by Linda Godfrey, www.weirdmichigan.com
In his book, Negro Folktales in Michigan, Richard Dorson tells the tale of the African-American “hoodoo” man who was asked by a Muskegon family to help catch the thief who had raided their woodpile the previous night, and then had the nerve to relieve his bowels copiously on the same spot. The hoodoo man, or person with supernatural gifts, stuck a long nail into the pile left by the thief, then drove the fouled nail into a nearby tree. He told the family that the man’s intestines would remain inactive as long as the nail stayed put.

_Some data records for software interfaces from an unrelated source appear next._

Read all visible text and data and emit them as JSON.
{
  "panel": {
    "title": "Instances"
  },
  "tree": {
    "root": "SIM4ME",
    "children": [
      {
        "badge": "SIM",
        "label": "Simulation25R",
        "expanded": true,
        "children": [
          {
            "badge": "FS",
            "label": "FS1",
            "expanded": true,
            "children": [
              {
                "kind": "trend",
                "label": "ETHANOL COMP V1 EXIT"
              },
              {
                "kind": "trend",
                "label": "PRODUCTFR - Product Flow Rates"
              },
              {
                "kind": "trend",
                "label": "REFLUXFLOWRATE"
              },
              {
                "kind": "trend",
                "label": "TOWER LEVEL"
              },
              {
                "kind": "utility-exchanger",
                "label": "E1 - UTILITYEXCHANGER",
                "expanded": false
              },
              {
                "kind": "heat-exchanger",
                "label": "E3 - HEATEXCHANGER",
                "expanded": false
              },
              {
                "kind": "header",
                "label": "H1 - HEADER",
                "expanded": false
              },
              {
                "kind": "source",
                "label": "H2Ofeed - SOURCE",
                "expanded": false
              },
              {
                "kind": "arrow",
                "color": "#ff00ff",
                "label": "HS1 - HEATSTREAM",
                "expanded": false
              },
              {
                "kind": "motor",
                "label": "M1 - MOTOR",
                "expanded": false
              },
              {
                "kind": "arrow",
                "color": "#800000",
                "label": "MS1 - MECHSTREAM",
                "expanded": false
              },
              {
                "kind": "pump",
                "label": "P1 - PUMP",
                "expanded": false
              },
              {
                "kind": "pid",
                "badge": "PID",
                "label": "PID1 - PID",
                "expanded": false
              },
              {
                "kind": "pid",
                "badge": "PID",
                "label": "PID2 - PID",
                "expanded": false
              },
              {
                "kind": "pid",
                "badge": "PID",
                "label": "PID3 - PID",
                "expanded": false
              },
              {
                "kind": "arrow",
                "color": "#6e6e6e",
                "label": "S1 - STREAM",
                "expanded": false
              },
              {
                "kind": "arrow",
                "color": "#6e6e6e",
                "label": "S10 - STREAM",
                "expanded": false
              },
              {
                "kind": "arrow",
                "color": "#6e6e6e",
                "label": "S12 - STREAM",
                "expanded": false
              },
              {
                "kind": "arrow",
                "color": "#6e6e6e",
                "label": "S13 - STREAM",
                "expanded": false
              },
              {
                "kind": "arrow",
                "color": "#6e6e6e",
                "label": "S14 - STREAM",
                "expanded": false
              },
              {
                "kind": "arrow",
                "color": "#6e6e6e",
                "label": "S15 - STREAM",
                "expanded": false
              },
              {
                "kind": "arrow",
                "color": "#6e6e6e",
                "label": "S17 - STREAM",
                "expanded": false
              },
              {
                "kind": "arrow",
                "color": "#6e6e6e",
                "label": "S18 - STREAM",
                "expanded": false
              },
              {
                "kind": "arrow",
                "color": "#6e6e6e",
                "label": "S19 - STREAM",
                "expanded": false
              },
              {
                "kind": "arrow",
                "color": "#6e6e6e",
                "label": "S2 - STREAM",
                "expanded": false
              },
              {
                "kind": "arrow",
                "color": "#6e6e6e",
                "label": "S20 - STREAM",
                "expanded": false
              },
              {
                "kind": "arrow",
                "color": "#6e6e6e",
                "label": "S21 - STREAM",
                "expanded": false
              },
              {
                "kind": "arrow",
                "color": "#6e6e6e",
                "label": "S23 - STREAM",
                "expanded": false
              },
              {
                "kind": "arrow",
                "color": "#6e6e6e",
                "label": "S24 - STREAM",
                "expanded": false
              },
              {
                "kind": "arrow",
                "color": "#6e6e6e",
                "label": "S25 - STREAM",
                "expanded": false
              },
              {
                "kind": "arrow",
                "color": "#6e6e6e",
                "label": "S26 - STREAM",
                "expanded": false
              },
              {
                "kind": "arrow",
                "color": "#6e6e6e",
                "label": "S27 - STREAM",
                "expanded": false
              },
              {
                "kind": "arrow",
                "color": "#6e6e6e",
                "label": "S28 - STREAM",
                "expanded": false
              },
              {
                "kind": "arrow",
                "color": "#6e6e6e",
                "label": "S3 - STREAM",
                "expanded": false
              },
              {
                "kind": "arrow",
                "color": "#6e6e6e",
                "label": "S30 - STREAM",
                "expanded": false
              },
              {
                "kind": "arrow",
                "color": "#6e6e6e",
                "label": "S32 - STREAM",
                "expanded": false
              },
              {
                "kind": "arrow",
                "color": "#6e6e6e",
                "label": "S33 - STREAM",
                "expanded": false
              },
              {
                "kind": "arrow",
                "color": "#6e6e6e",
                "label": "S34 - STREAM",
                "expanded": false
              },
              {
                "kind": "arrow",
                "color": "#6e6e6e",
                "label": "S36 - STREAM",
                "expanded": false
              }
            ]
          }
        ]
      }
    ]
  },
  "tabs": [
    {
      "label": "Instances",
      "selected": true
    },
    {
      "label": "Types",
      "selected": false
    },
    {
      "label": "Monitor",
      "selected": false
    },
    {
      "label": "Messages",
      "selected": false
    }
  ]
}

Sure enough, after several days had passed, word came that there was a man at the local hospital who was severely “backed up.” The family, relenting, resolved to pull out the nail. But during that time, the tree had been felled by the local conservation department due to diseased bark. With no way to remove the nail, the bowel-bedeviled wood-napper was doomed to a painful death. It seems that sometimes things just don’t come out in the end.
The book also details the legendary method of becoming a hoodoo. The instructions were to “throw nine grains of corn in the creek before sunrise; then go back the ninth morning and wish your soul was as far in hell as the water was that hit the grains of corn.” This wish, the man was assured, would bring the devil to welcome his newest apprentice and commence the hoodoo lessons, including “how to make poison, and how to make people crazy.”
Linda S. Godfrey, author of that amazing compendium of the unexplained Weird Michigan. The last Wednesday of every month is a “Weird Wednesday” on Absolute Michigan, so be sure to stay tuned and send us or Linda your Michigan weirdness.